The Curious Incident Of The Dog In The Night-Time by Mark Haddon

I read this years ago when it first came out, and twice now is enough for me. While it would not bear up a third time, I’d definitely recommend it to anyone once for a smart, different, very enjoyable read. Like Christopher’s mum realizes, it’s hard to spend a lot of time with Christopher unless you have the patience of a saint.



Christopher John Francis Boone knows all the countries of the world and their capitals and every prime number up to 7057. He relates well to animals but has no understanding of human emotions. he cannot stand to be touched. Although gifted with a superbly logical brain, Christopher is autistic. Everyday interactions and admonishments have little meaning for him. Routine, order, and predictability shelter him from the messy wider world. Then, at fifteen, Christopher’s carefully constructed world falls apart when he finds his neighbour’s dog, Wellington, impaled on a garden fork, and he is initially blamed for the killing.
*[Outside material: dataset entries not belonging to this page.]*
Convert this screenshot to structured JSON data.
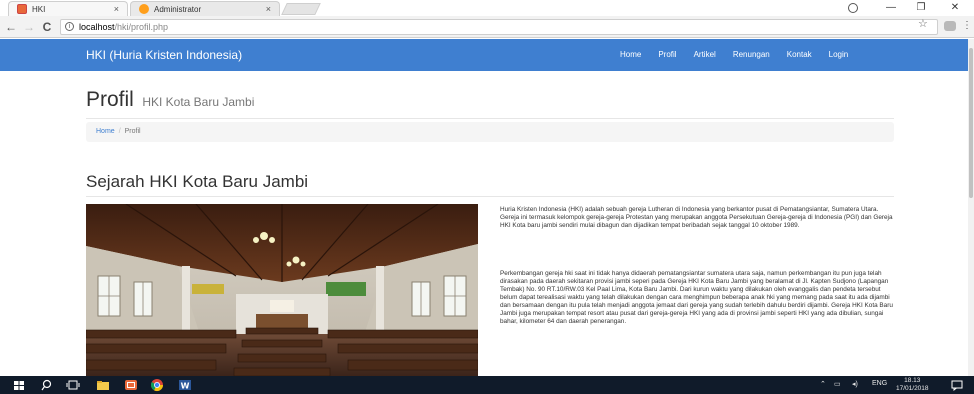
{
  "browser": {
    "tabs": [
      {
        "title": "HKI",
        "close": "×"
      },
      {
        "title": "Administrator",
        "close": "×"
      }
    ],
    "window_controls": {
      "minimize": "—",
      "maximize": "❐",
      "close": "✕"
    },
    "nav": {
      "back": "←",
      "forward": "→",
      "reload": "C"
    },
    "url_host": "localhost",
    "url_path": "/hki/profil.php"
  },
  "navbar": {
    "brand": "HKI (Huria Kristen Indonesia)",
    "links": [
      "Home",
      "Profil",
      "Artikel",
      "Renungan",
      "Kontak",
      "Login"
    ],
    "color": "#3f7fd0"
  },
  "page": {
    "title": "Profil",
    "subtitle": "HKI Kota Baru Jambi",
    "breadcrumb": {
      "home": "Home",
      "separator": "/",
      "current": "Profil"
    },
    "section_title": "Sejarah HKI Kota Baru Jambi",
    "paragraph1": "Huria Kristen Indonesia (HKI) adalah sebuah gereja Lutheran di Indonesia yang berkantor pusat di Pematangsiantar, Sumatera Utara. Gereja ini termasuk kelompok gereja-gereja Protestan yang merupakan anggota Persekutuan Gereja-gereja di Indonesia (PGI) dan Gereja HKI Kota baru jambi sendiri mulai dibagun dan dijadikan tempat beribadah sejak tanggal 10 oktober 1989.",
    "paragraph2": "Perkembangan gereja hki saat ini tidak hanya didaerah pematangsiantar sumatera utara saja, namun perkembangan itu pun juga telah dirasakan pada daerah sekitaran provisi jambi seperi pada Gereja HKI Kota Baru Jambi yang beralamat di Jl. Kapten Sudjono (Lapangan Tembak) No. 90 RT.10/RW.03 Kel Paal Lima, Kota Baru Jambi. Dari kurun waktu yang dilakukan oleh evanggalis dan pendeta tersebut belum dapat terealisasi waktu yang telah dilakukan dengan cara menghimpun beberapa anak hki yang memang pada saat itu ada dijambi dan bersamaan dengan itu pula telah menjadi anggota jemaat dari gereja yang sudah terlebih dahulu berdiri dijambi. Gereja HKI Kota Baru Jambi juga merupakan tempat resort atau pusat dari gereja-gereja HKI yang ada di provinsi jambi seperti HKI yang ada dibulian, sungai bahar, kilometer 64 dan daerah penerangan."
  },
  "taskbar": {
    "language": "ENG",
    "time": "18.13",
    "date": "17/01/2018"
  }
}
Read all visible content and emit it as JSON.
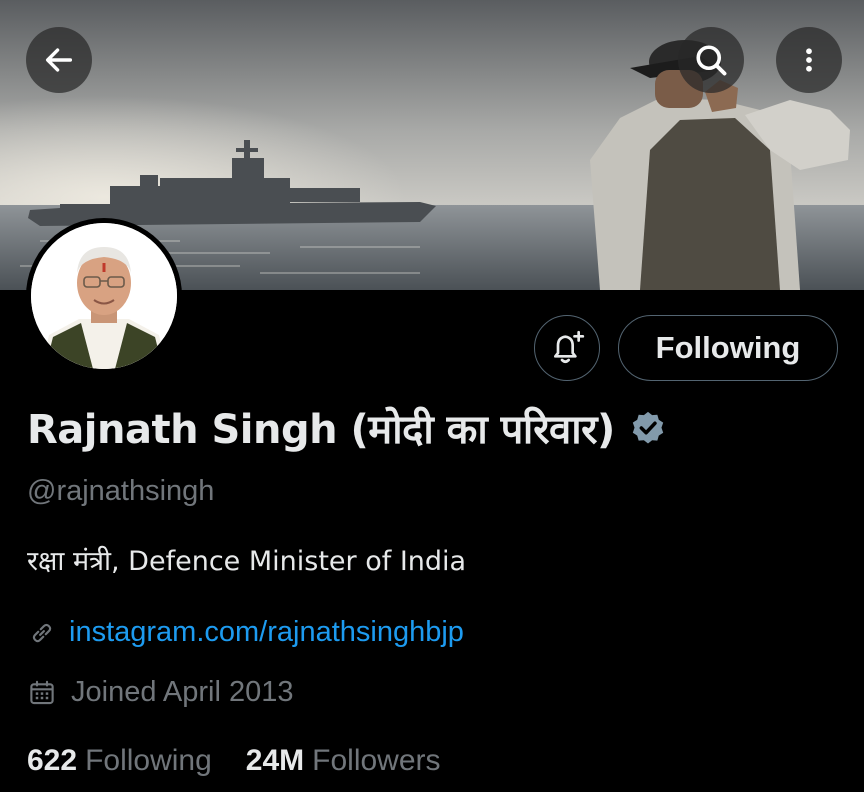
{
  "profile": {
    "display_name": "Rajnath Singh (मोदी का परिवार)",
    "handle": "@rajnathsingh",
    "bio": "रक्षा मंत्री, Defence Minister of India",
    "link": "instagram.com/rajnathsinghbjp",
    "joined": "Joined April 2013",
    "verified": true
  },
  "actions": {
    "following_label": "Following"
  },
  "stats": {
    "following_count": "622",
    "following_label": "Following",
    "followers_count": "24M",
    "followers_label": "Followers"
  },
  "colors": {
    "background": "#000000",
    "primary_text": "#e7e9ea",
    "secondary_text": "#71767b",
    "link": "#1d9bf0",
    "border": "#536471",
    "verified_badge": "#829aab"
  },
  "icons": {
    "back": "arrow-left-icon",
    "search": "search-icon",
    "more": "more-vertical-icon",
    "notify": "bell-plus-icon",
    "verified": "verified-badge-icon",
    "link": "link-icon",
    "calendar": "calendar-icon"
  }
}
Christopher decides that he will track down the real killer and turns to his favourite fictional character, the impeccably logical Sherlock Holmes, for inspiration. But the investigation leads him down some unexpected paths and ultimately brings him face to face with the dissolution of his parents’ marriage. As he tries to deal with the crisis within his own family, we are drawn into the workings of Christopher’s mind.